I dreamed about meatless soup dumplings for years. I even fantasized about opening a food truck dedicated to the delicacy. I’d perfect a version of the classic xiaolongbao, of course, but I also imagined little sacs of salty miso soup, filled with scallion, tofu, and seaweed, and pockets of sweet, luxurious onion soup. Last winter I finally purchased a little bamboo steamer at a kitchen supply store in Chinatown. I brought it home and installed it in the cabinet next to the bowls, where it sat untouched for months, a monument to my dormant culinary ambitions.

This summer I decided to actually follow through: First, to finally recreate the gush of salty, fatty broth when you bite into a soup dumpling, and the exquisite burst of black vinegar and ginger on the palate; and second, to test my reckless and thoroughly unfounded theory that agar agar, like a magic incantation, will transform most any soup into a dumpling filling. Read more…

Scientists say many UTIs are caused by E. coli in food—when will the government believe them?
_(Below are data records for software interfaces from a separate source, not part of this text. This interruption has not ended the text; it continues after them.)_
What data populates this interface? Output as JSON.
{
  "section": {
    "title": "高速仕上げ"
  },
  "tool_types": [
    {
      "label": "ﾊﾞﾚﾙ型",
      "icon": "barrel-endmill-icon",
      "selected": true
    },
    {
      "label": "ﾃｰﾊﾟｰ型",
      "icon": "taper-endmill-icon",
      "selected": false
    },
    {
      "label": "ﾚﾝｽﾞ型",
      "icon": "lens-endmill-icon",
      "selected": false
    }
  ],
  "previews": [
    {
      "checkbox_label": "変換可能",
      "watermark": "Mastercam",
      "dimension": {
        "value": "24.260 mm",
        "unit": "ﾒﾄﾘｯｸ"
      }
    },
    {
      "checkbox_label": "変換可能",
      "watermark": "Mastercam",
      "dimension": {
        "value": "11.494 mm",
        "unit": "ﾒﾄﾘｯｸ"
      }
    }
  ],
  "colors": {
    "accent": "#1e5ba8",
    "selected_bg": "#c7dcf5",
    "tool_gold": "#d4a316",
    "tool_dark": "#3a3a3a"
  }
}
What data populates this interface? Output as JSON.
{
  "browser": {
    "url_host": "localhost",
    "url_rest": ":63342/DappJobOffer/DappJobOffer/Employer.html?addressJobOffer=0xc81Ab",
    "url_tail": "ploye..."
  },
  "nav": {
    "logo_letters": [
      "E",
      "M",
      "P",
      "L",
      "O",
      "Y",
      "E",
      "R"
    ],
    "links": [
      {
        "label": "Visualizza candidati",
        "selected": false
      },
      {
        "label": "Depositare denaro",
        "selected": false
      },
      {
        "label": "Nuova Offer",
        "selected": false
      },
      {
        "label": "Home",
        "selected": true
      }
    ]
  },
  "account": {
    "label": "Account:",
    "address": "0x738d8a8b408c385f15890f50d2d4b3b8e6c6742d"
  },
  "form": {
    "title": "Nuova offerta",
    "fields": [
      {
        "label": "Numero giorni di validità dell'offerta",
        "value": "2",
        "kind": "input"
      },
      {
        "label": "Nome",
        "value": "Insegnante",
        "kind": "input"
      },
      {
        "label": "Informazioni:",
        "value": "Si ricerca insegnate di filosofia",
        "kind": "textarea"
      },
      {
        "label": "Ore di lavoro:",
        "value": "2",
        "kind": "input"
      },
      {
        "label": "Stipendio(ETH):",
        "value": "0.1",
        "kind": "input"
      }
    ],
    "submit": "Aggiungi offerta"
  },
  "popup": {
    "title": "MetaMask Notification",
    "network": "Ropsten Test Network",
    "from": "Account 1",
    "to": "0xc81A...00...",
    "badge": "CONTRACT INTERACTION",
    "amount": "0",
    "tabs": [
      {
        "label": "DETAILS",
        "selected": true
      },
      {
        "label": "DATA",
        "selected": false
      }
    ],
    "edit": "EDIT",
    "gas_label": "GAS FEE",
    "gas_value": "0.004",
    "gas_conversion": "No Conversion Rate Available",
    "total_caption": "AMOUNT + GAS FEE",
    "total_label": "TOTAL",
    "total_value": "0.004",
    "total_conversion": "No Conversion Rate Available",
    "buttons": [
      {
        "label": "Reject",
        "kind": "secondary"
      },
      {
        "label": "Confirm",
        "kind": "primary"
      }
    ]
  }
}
The women may have lived more than 2,500 miles apart, but somehow they had a unique strain of multidrug-resistant Escherichia coli bacteria in common.

Researchers at the University of California, Berkeley, found the E. coli bacteria in 48 urine samples from college students who visited health centers at UC Berkeley, the University of Michigan, and the University of Minnesota with urinary tract infections (UTIs). Between 38 and 51 percent of the Berkeley, Minnesota, and Michigan students with UTIs resistant to the first-line antibiotic trimethoprim-sulfamethoxazole, often marketed as Bactrim, were infected with the same strain. Read more…

New Food Economy: Soon we’ll use smartphones to trace our food on the blockchain. But there’s a catch: We’ll be traced, too.

Foodies interested in the provenance of their groceries may have to give up something in return: their privacy.

The “internet of everything” (IoE) is coming to a grocery store near you. With a tap of your phone, you’ll be able to find out where your heritage pork was raised and your bluefin tuna caught—in theory. Read more…

New Food Economy: The future of seafood is bait-to-plate transparency on the blockchain

Sometime soon, American eaters may be able to purchase tuna labeled with a QR code that can be scanned to reveal when and where the fish was caught, and by whom. This new blockchain project aims to prove that a completely transparent, traceable seafood supply chain is possible, and can curb misdeeds on the high seas. Read more…